Last week, the carrier's claims person emailed us and said they would pay 50 percent of the $600,000  death benefit, minus an 8 percent one-time loan. Rich and I knew that was what the new policies offered, but  his policy said it would pay “up to 100 percent.” I told the carrier's claims processor, that 50 percent was unacceptable, and we wanted 100 percent. Within an hour, he called back and said that he sent it up the ladder and they would paying 100 percent! (We got an “exception”)
Rich and Mary requested a wire transfer, and $549,000 was transferred in to their bank account. I immediately received an email from them that said, “Success! We are forever grateful to you, and don’t know how to thank you. We would like to meet you in person and thank you face to face. Red or White?” 

They came to my home and brought the basket pictured. They were so grateful for what we were able to accomplish. They said they told all their friends NOT to drop their life insurance and shared their story… then, they were off to celebrate at White Castle!

Mary and Rich now have enough money to last them a few years. He has another life insurance policy that they will keep inforce, and Mary has one that I will review for her. The advisor is meeting with them to help stretch the money with some investing, and the estate planning attorney is working on their estate plan. I will work with Mary on a long term care plan, and she will introduce me to the estate planning attorney.

There are days when the work we do is frustrating and difficult, but seeing how these wonderful products we sell work in real-life, is truly rewarding! It makes all that frustration and difficulty worth it.

Tuesday, February 12, 2019

Athletic Heart

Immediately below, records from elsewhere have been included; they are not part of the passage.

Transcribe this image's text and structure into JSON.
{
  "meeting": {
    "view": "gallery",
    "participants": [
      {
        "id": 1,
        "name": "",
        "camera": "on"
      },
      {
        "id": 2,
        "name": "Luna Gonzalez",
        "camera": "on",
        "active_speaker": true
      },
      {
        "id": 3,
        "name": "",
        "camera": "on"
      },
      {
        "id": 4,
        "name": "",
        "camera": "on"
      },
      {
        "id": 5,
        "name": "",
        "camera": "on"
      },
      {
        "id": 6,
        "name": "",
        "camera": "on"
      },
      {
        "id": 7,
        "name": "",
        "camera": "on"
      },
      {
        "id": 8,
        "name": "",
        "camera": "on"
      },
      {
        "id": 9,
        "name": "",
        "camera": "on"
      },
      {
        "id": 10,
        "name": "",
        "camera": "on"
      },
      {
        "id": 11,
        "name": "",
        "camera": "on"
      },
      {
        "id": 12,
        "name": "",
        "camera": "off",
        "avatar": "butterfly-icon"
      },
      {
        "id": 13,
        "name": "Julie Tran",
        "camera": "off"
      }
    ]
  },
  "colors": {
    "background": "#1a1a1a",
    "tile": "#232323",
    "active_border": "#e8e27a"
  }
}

Since February is American Heart Month, we thought it was a good time to talk about Underwriting the Athletic Heart. How many times have you heard a client say, "I'm in excellent shape... I'm a runner... I'm a weight lifter..."? So, you submit the application and are surprised to learn that the case is not preferred. How can this happen to a perfectly fit and athletic applicant?

The changes that occur with an athletic heart, which are also referred to as cardiac remodeling, are not felt to be pathologic and so a true athletic heart usually should not be associated with an increased mortality risk.

Endurance training results in dilation of the heart and can cause an increase in the thickness of the heart muscle. This type of training (also called dynamic, isotonic or aerobic training) includes cycling, swimming and long distance running. The pattern of combined dilation and thickening of the heart seen with endurance training is called eccentric hypertrophy.

Strength training (also called static, isometric, anaerobic or power exercise), which includes wrestling and weight lifting, exposes the heart to large increases in blood pressure. This predominantly results in increased wall thickness, known as concentric hypertrophy. Engagement in both endurance and strength training can result in a mixed pattern.

While it can sometimes be difficult to differentiate an athletic heart from pathologic cardiac  conditions, the results of cardiac testing can provide clues. For example, diastolic dysfunction, which is a stiffening of the left ventricle, should not be present on echocardiography in an athletic heart. If there is hypertrophy localized only to the interventricular septum, which is the heart muscle that separates the left ventricle from the right ventricle, one should suspect the presence of hypertrophic cardiomyopathy, a primary disease of heart muscle.

Read the full Underwriting Dialogue from Legal & General America